Last year, we told you about the Navy's drive toward "distributed lethality." It's a project that boils down to arming as many Navy ships as possible with as long-ranged and as potent weapons systems as possible to ensure that any single Navy warship can undertake offensive, sea-control, and power-projection missions on its own -- so you won't need to drop an aircraft carrier in the middle of an ocean to ensure the Navy can control it.
Problem is, the Navy's current standard armament, the Harpoon anti-ship missile, doesn't cover a lot of territory -- about 67 nautical miles' range. To better serve the Navy's needs, Boeing has developed upgraded versions of the Harpoon, known alternately as the Harpoon Next Generation (Harpoon NG) and Harpoon II+, which feature smaller warheads but twice the range of the original Harpoon.
Boeing hopes that if the Navy chooses to deploy the Harpoon NG, it will tap Boeing to upgrade existing stocks of Harpoons to the new configuration. Such upgrades wouldn't bring as much revenue as selling all-new missiles (at $1.2 million a pop). But if you assume that, say, two-thirds of the 7,500 Harpoons sold since the missile's introduction in 1977 are still around today, and that the cost of upgrading an old Harpoon is half the cost of buying a new missile (as Boeing says it is), then that's still a $3 billion market opportunity for Boeing from upgrades alone. And there's additional money to be made selling new Harpoon NGs...
There is, however, one problem with this rosy scenario: Boeing has a rival.
According to data from S&P Global Market Intelligence, Boeing earns about a 9.8% pre-tax profit on revenues in its Military Aircraft division, which is responsible for production of the Harpoon. Upgrades on existing Harpoons alone, therefore, could be worth close to $300 million to Boeing -- about $0.46 per share over time. To win those revenues and earn those profits, however, Boeing must beat out a challenger from across the ocean -- and another from closer to home.

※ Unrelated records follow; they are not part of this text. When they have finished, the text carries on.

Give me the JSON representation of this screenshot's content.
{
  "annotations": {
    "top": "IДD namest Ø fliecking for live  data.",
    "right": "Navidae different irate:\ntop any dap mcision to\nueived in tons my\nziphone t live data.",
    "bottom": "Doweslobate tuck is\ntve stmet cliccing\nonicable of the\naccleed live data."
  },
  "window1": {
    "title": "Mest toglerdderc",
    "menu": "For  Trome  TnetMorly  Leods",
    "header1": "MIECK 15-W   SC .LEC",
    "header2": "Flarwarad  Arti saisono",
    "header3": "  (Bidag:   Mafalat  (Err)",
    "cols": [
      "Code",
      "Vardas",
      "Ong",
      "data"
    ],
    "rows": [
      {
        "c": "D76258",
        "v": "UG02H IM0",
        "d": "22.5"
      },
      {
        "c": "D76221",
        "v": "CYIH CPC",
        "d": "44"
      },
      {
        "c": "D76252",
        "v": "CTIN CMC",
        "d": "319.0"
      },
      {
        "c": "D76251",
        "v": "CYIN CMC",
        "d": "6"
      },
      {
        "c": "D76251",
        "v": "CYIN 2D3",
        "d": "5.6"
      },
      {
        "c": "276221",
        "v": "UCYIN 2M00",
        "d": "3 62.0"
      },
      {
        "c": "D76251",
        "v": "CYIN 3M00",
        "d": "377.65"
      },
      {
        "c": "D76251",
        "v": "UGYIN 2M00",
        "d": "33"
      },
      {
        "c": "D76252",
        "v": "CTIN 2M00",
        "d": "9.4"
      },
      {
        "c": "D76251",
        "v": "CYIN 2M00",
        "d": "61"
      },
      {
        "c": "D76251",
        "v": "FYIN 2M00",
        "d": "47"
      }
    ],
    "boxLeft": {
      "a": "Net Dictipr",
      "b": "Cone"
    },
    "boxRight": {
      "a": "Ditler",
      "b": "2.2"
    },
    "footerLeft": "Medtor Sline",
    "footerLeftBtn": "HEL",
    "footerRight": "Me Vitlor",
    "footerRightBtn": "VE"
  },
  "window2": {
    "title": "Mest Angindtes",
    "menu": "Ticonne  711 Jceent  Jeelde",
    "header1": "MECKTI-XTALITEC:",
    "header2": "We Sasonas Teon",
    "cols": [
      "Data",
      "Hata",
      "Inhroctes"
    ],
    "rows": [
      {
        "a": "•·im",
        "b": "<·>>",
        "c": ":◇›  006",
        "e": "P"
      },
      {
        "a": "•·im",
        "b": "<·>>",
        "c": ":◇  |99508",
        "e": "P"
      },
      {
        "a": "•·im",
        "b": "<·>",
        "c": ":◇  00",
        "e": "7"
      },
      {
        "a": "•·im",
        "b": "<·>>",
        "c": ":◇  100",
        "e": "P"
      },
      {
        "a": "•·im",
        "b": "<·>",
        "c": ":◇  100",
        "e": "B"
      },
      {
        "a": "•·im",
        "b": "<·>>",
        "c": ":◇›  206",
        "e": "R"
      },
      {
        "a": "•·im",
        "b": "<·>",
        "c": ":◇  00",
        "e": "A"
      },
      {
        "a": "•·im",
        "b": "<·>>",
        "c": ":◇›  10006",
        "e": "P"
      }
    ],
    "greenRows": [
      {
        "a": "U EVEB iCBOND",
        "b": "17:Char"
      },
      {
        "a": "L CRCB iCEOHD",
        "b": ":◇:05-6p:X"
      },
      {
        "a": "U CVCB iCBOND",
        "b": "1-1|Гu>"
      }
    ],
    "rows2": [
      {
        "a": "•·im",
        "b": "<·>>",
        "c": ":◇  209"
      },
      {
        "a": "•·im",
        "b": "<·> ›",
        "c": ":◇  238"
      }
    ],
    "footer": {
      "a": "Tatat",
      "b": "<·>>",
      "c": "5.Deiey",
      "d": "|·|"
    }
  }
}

Competing with Boeing for the Navy's new missile contracts is a joint venture between Norwegian defense powerhouse Kongsberg and its U.S. ally Raytheon (RTN). Together, Kongsberg and Raytheon are trying to convince the Navy to buy Kongsberg's Naval Strike Missile instead of Boeing's new-and-improved Harpoon NG.
Kongsberg's weapon, with a similar-size warhead but a range of only 107 nautical miles, seems somewhat inferior to the Boeing variant at first glance. But that hasn't prevented Norway from using the missile to arm its naval corvettes and frigates. On the other hand, Kongsberg describes the Naval Strike Missile as "the only fifth generation long range precision strike missile in existence," which would seem to suggest that the weapon possesses "stealth" characteristics lacking in Boeing's offering, which could appeal to the U.S. Navy.
The Navy is currently testing both missiles for compatibility with its Littoral Combat Ships, equipping the USS Coronado (LCS 4) with the Harpoon and the USS Freedom (LCS 1) with the Naval Strike Missile. Which missile performs better may determine whether $3 billion-plus in revenue goes to Boeing -- or gets shipped off to Norway instead.